Second, I’ve cut it up into 1 pound steaks with a few 2 pound backstraps. I’m afraid that is too small for dry aging and will lead to a lot of waste. Maybe I’ll treat it like a tenderloin, as the site suggests, and dry age just for a few days.
Third, I’m concerned about the low fat content and how that might affect the flavor. Could it bring out the gaminess?
So here’s what I’m going to do.
1. I’m going to experiment with a few steaks and see what happens.
2. If I like it, next season I’ll be sure and use the Umai bags from the start so I don’t double age and I’ll be able to use whole pieces such as a venison haunch.
3. I’m going to get the book by Ruhlman and try some of his suggestions.
4. I’m going to try a few of the recipes on the site. I’m particularly interested interested in the bresaola, capicola and pancetta.
5. I’m going to enlist a few of my hunting buddies who are also into cooking into this project.
6. Finally, I’m going to report back to the forum what I learn.
But first, can you give me any tips with elk? Maybe a recipe or two? What is the ratio of elk to pork for example?

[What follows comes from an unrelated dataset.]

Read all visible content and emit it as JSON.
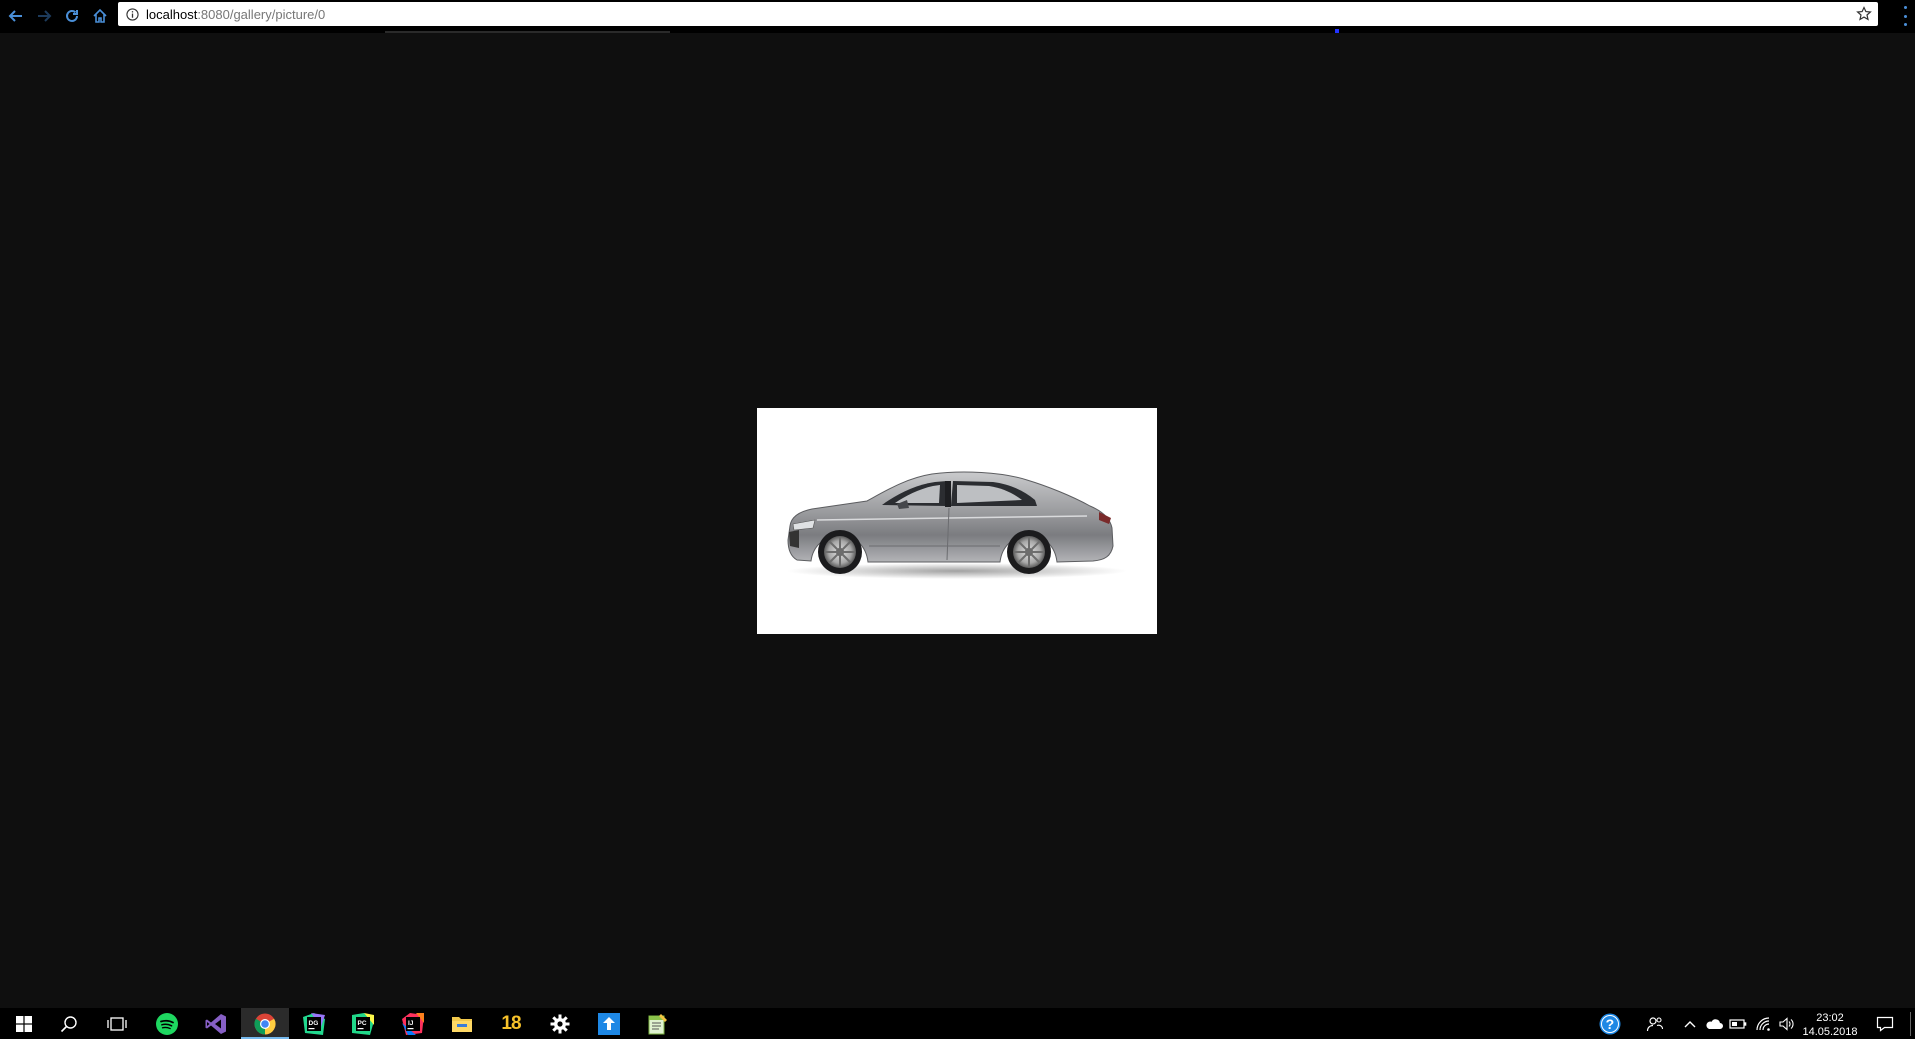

This is all very interesting to me, but I’m a bit nervous as well.